Arctic Minimum

The sea ice surrounding the North Pole reached its lowest coverage of the year on Sept. 17. While not a record low this year, sea ice cover has dropped by about 50 percent since the 1980s, which scientists say has been a direct result of greenhouse gas emissions. This summer’s more stubborn ice forced Russia to use icebreakers to clear a path through its summertime Northern Sea Route after it remained blocked for the first time since 2008.



Many residents of Spain’s La Palma Island were told to seal doors and windows with tape and wet towels to protect against potentially toxic gases emitted by the eruption of Cumbre Vieja volcano.  Almost 600 homes have been lost to lava since the Canary Island volcano began erupting on Sept. 17.  • Guatemala’s Fuego volcano spewed ash and lava during a 32-hour eruption just southwest of the capital.• Hawaii’s Kilauea volcano erupted with fountains of lava in its summit crater.


Arboreal Confusion

Extreme weather events brought on by climate change have disrupted the annual fall foliage season, especially in parts of North America. The leaves of deciduous trees from eastern Canada and New England to the Rockies typically transform into hues of yellow and red at this time of year.

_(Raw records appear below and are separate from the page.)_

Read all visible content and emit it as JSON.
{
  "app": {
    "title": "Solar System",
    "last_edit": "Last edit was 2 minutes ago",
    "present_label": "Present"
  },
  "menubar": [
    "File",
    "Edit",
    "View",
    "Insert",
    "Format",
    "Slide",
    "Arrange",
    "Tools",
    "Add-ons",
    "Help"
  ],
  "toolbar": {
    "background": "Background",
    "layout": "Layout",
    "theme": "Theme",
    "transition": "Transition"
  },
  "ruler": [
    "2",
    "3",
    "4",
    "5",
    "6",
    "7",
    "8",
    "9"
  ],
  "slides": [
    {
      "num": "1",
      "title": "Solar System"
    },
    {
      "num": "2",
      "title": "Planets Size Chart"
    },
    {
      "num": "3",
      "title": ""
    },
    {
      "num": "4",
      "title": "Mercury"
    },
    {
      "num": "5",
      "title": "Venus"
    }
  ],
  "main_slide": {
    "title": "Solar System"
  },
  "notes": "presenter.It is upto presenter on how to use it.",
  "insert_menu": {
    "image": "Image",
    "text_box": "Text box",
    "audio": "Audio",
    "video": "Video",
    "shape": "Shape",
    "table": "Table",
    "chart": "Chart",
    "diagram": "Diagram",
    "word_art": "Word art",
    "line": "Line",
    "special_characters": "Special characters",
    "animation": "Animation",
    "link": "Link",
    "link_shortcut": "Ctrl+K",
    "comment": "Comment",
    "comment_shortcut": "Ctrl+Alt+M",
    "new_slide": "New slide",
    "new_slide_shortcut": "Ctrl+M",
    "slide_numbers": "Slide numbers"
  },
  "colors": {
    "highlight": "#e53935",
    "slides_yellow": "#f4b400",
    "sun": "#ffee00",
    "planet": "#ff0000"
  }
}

But heat waves, drought and leaf-stripping hurricanes have shocked some trees into a state of arboreal confusion. “Instead of trees doing this gradual change, they get thrown these wacky weather events. They change all of a sudden, or they drop leaves early,” Colorado arborist Michael Sundberg told The Associated Press.


Tropical Cyclones

Tropical Storm Gulab uprooted thousands of trees and utility poles while flooding parts of India’s central Bay of Bengal coast and interior areas.• Typhoon Mindulle was predicted to skirt Japan’s eastern coast days after Tropical Storm Dianmu soaked central Vietnam, Laos and Thailand.  • Hurricane Sam, Tropical Storm Teresa and Tropical Storm Victor spun over various parts of the North Atlantic basin.


Deadly Stings

Dozens of endangered African penguins were stung to death by a swarm of honeybees on a beach near Cape Town. The South African Foundation for the Conservation of Coastal Birds told reporters the bees appeared to target the eyes of the 63 dead penguins. “We checked the other bodies again and found stings still embedded around the eyes in almost all of the birds,” said foundation president David Roberts. It is possible a nearby beehive was disturbed, causing the bees to become defensive and attack the birds.


‘Cooked’ Mussels

Some of Greece’s hottest summer weather in decades decimated parts of the country’s mussel harvest and the baby mussel seeds that would have grown into next year’s mature population. Fisherman Stefanos Sougioultzis told Reuters that it was “as if they boiled in their own environment.” The high water temperature in the Thermaic Gulf near Thessaloniki in northern Greece not only caused the mussels to suffer heat stress, but it also encouraged a thick white mass, described as a kind of tube worm, to cling to the mussels and gradually kill them. Many fishermen feel the gulf will become too warm for the mussels in the hotter summers to come.



A sharp tremor on the Greek island of Crete killed one person and injured about 20 others as it caused significant damage.• Earth movements were also felt in central Pakistan, India’s Andaman and Nicobar Islands, a wide area of Japan’s Honshu Island, eastern Taiwan and southeastern Dominican Republic.


Dist. by: Andrews McMeel Syndication©MMXXI Earth Environment Service